• **Task**
Copy each line in the data that includes the word "button".

[Page and application data records]
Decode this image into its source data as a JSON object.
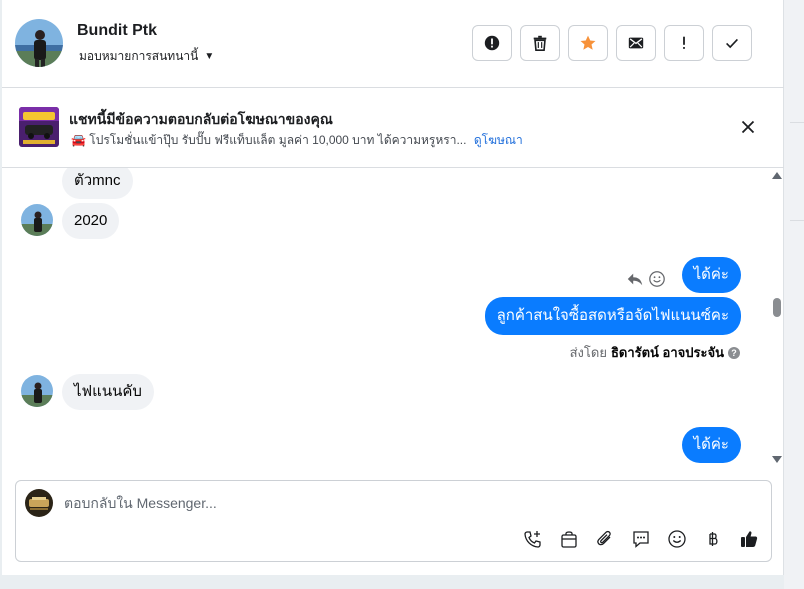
{
  "header": {
    "contact_name": "Bundit Ptk",
    "assign_label": "มอบหมายการสนทนานี้",
    "actions": [
      {
        "name": "spam-button",
        "icon": "alert-circle-icon"
      },
      {
        "name": "delete-button",
        "icon": "trash-icon"
      },
      {
        "name": "star-button",
        "icon": "star-icon"
      },
      {
        "name": "mark-unread-button",
        "icon": "envelope-icon"
      },
      {
        "name": "follow-up-button",
        "icon": "exclamation-icon"
      },
      {
        "name": "mark-done-button",
        "icon": "checkmark-icon"
      }
    ],
    "star_color": "#f7923a"
  },
  "ad_banner": {
    "title": "แชทนี้มีข้อความตอบกลับต่อโฆษณาของคุณ",
    "subtitle": "🚘 โปรโมชั่นแข้าปุ๊บ รับปั๊บ ฟรีแท็บแล็ต มูลค่า 10,000 บาท ได้ความหรูหรา...",
    "link": "ดูโฆษณา"
  },
  "messages": [
    {
      "dir": "in",
      "text": "ตัวmnc"
    },
    {
      "dir": "in",
      "text": "2020"
    },
    {
      "dir": "out",
      "text": "ได้ค่ะ"
    },
    {
      "dir": "out",
      "text": "ลูกค้าสนใจซื้อสดหรือจัดไฟแนนซ์คะ"
    },
    {
      "dir": "in",
      "text": "ไฟแนนคับ"
    },
    {
      "dir": "out",
      "text": "ได้ค่ะ"
    }
  ],
  "sent_by": {
    "prefix": "ส่งโดย",
    "name": "ธิดารัตน์ อาจประจัน",
    "info": "?"
  },
  "composer": {
    "placeholder": "ตอบกลับใน Messenger..."
  },
  "colors": {
    "outgoing_bubble": "#0a7cff",
    "incoming_bubble": "#f0f2f5",
    "link": "#216fdb"
  }
}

• **Response box**
        "name": "spam-button",
        "name": "delete-button",
        "name": "star-button",
        "name": "mark-unread-button",
        "name": "follow-up-button",
        "name": "mark-done-button",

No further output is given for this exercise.